4Ironically, however, they argue tight budgets, medical scandals and the imposition of market reforms have been key to this. Tight budgets, they say, forced New Zealand to make 'difficult choices about healthcare priorities' and 'this compelled greater collaboration between clinicians and management'. In some areas of primary care, such as pharmaceuticals, 'major budget management... is being seen as a new form of clinical autonomy'.
The Cartwright Inquiry of 1988 (New Zealand's equivalent to Professor Ian Kennedy's response to Bristol) 'sensitised the medical profession to the need for greater collective professional accountability'.
And while New Zealand's extensive market reforms caused 'open conflict' between clinicians and managers in some hospitals, 'in other settings, managers who were more health oriented collaborated with clinicians to build working partnerships that are now being generally adopted.'
Malcolm et al say this co-operation has been fostered by a centre-left government elected in 2000.
It has created integrated district health boards and drawn up a new contract with them, focused on health outcomes.A 'convergence of cultures' is now visible. 'This has required from the management culture a shift from a preoccupation with resource management to health outcomes as the 'bottom line' for the organisation... [and] the acceptance by clinicians of a key role in managing resources and achieving the organisation's goals.
'Both cultures need to move - and are moving - towards a more trusting relationship based on a shared vision and on shared goals of better outcomes for patients and communities, within limited resources.'
There are similar messages from the US. Kaiser Permanente Federation executive director Francis Crosson says the idea that physicians and managers should share responsibility for the performance of healthcare systems was bitterly resisted 50 years ago, but is key to Kaiser's success today.
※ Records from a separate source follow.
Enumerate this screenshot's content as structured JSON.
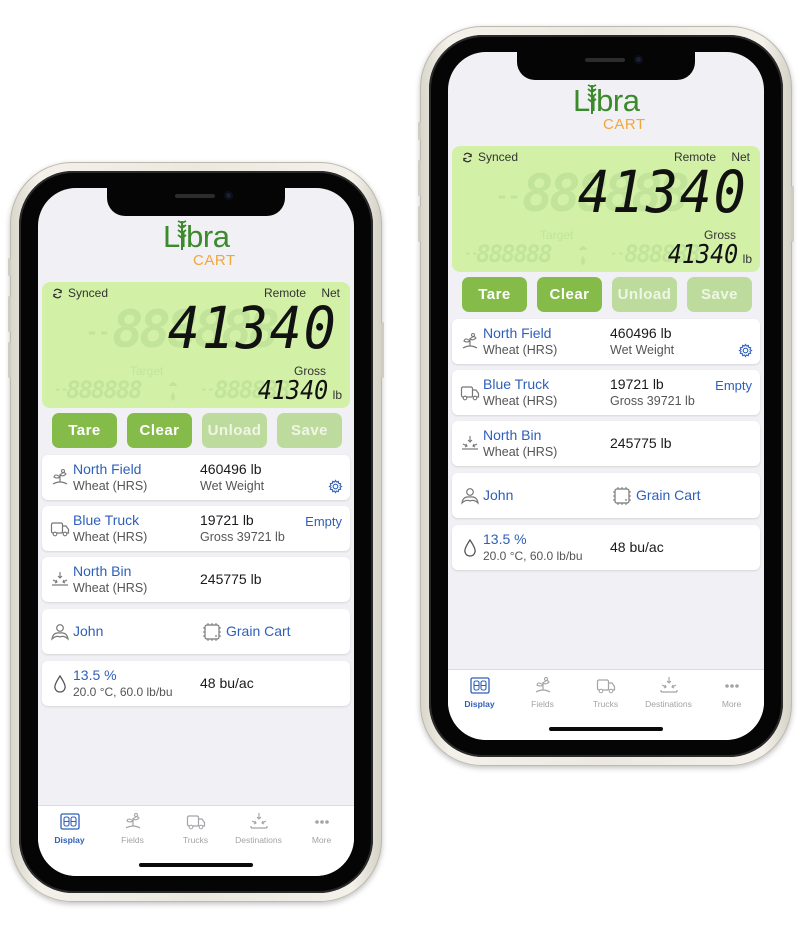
{
  "app": {
    "logo_text": "Libra",
    "logo_subtext": "CART"
  },
  "colors": {
    "lcd_background": "#d2f1a7",
    "button_active": "#85bb48",
    "button_disabled": "#bedb9e",
    "link_blue": "#2f5fb8",
    "logo_green": "#3b8a2c",
    "logo_orange": "#f0a73a"
  },
  "phones": [
    {
      "label": "left",
      "lcd": {
        "sync_icon": "sync-icon",
        "sync_label": "Synced",
        "remote_label": "Remote",
        "net_label": "Net",
        "main_value": "41340",
        "ghost_digits": "888888",
        "target_label": "Target",
        "gross_label": "Gross",
        "gross_value": "41340",
        "unit": "lb"
      },
      "buttons": [
        {
          "label": "Tare",
          "enabled": true
        },
        {
          "label": "Clear",
          "enabled": true
        },
        {
          "label": "Unload",
          "enabled": false
        },
        {
          "label": "Save",
          "enabled": false
        }
      ],
      "cards": {
        "field": {
          "icon": "plant-icon",
          "name": "North Field",
          "crop": "Wheat (HRS)",
          "weight": "460496 lb",
          "weight_type": "Wet Weight",
          "action_icon": "gear-icon"
        },
        "truck": {
          "icon": "truck-icon",
          "name": "Blue Truck",
          "crop": "Wheat (HRS)",
          "weight": "19721 lb",
          "gross": "Gross 39721 lb",
          "action": "Empty"
        },
        "bin": {
          "icon": "bin-unload-icon",
          "name": "North Bin",
          "crop": "Wheat (HRS)",
          "weight": "245775 lb"
        },
        "operator": {
          "icon": "person-icon",
          "name": "John",
          "device_icon": "chip-icon",
          "device": "Grain Cart"
        },
        "moisture": {
          "icon": "drop-icon",
          "value": "13.5 %",
          "details": "20.0 °C, 60.0 lb/bu",
          "yield": "48 bu/ac"
        }
      }
    },
    {
      "label": "right",
      "lcd": {
        "sync_icon": "sync-icon",
        "sync_label": "Synced",
        "remote_label": "Remote",
        "net_label": "Net",
        "main_value": "41340",
        "ghost_digits": "888888",
        "target_label": "Target",
        "gross_label": "Gross",
        "gross_value": "41340",
        "unit": "lb"
      },
      "buttons": [
        {
          "label": "Tare",
          "enabled": true
        },
        {
          "label": "Clear",
          "enabled": true
        },
        {
          "label": "Unload",
          "enabled": false
        },
        {
          "label": "Save",
          "enabled": false
        }
      ],
      "cards": {
        "field": {
          "icon": "plant-icon",
          "name": "North Field",
          "crop": "Wheat (HRS)",
          "weight": "460496 lb",
          "weight_type": "Wet Weight",
          "action_icon": "gear-icon"
        },
        "truck": {
          "icon": "truck-icon",
          "name": "Blue Truck",
          "crop": "Wheat (HRS)",
          "weight": "19721 lb",
          "gross": "Gross 39721 lb",
          "action": "Empty"
        },
        "bin": {
          "icon": "bin-unload-icon",
          "name": "North Bin",
          "crop": "Wheat (HRS)",
          "weight": "245775 lb"
        },
        "operator": {
          "icon": "person-icon",
          "name": "John",
          "device_icon": "chip-icon",
          "device": "Grain Cart"
        },
        "moisture": {
          "icon": "drop-icon",
          "value": "13.5 %",
          "details": "20.0 °C, 60.0 lb/bu",
          "yield": "48 bu/ac"
        }
      }
    }
  ],
  "tabbar": {
    "tabs": [
      {
        "label": "Display",
        "icon": "display-88-icon",
        "active": true
      },
      {
        "label": "Fields",
        "icon": "plant-icon",
        "active": false
      },
      {
        "label": "Trucks",
        "icon": "truck-icon",
        "active": false
      },
      {
        "label": "Destinations",
        "icon": "bin-unload-icon",
        "active": false
      },
      {
        "label": "More",
        "icon": "more-dots-icon",
        "active": false
      }
    ]
  }
}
5In a final paper, Jefferson Medical College health policy and clinical outcomes director David Nash argues that some of these ideas, including a 'joint report card' for the performance of healthcare institutions and interdisciplinary education and training for clinicians and managers, are needed to overcome US healthcare's generally patchy performance.
6'Physicians focused solely on patient care and administrators focused solely on use of resources and productivity are destined for collision, 'Crosson argues. 'Bringing both sides into a mutually interdependent relationship, where the success of each side is in the hands of the other, forces a powerful alignment of interests that transcends professional or cultural differences.'
1Davies H, Harrison S. Trends in doctor-manager relationships. bmj. com
2Medicine, management and modernisation: a danse macabre? Degeling P, Maxwell S, Kennedy J, Coyle B.Wolfson Research Institute, Durham University. bmj. com
3Atun R. To have a dialogue, doctors and managers need to speak a common language. Imperial College, London. bmj. com
4Malcolm L, Wright L, Barnett P, Hendry C. Building a successful partnership between management and clinical leaders: the New Zealand experience. bmj. com
5 Crosson F. Kaiser Permanente: a propensity for partnership. Kaiser Permanente Foundation.
bmj. com 6Nash D. Doctors and managers: mind the gap.
Jefferson Medical College, Philadelphia. bmj. com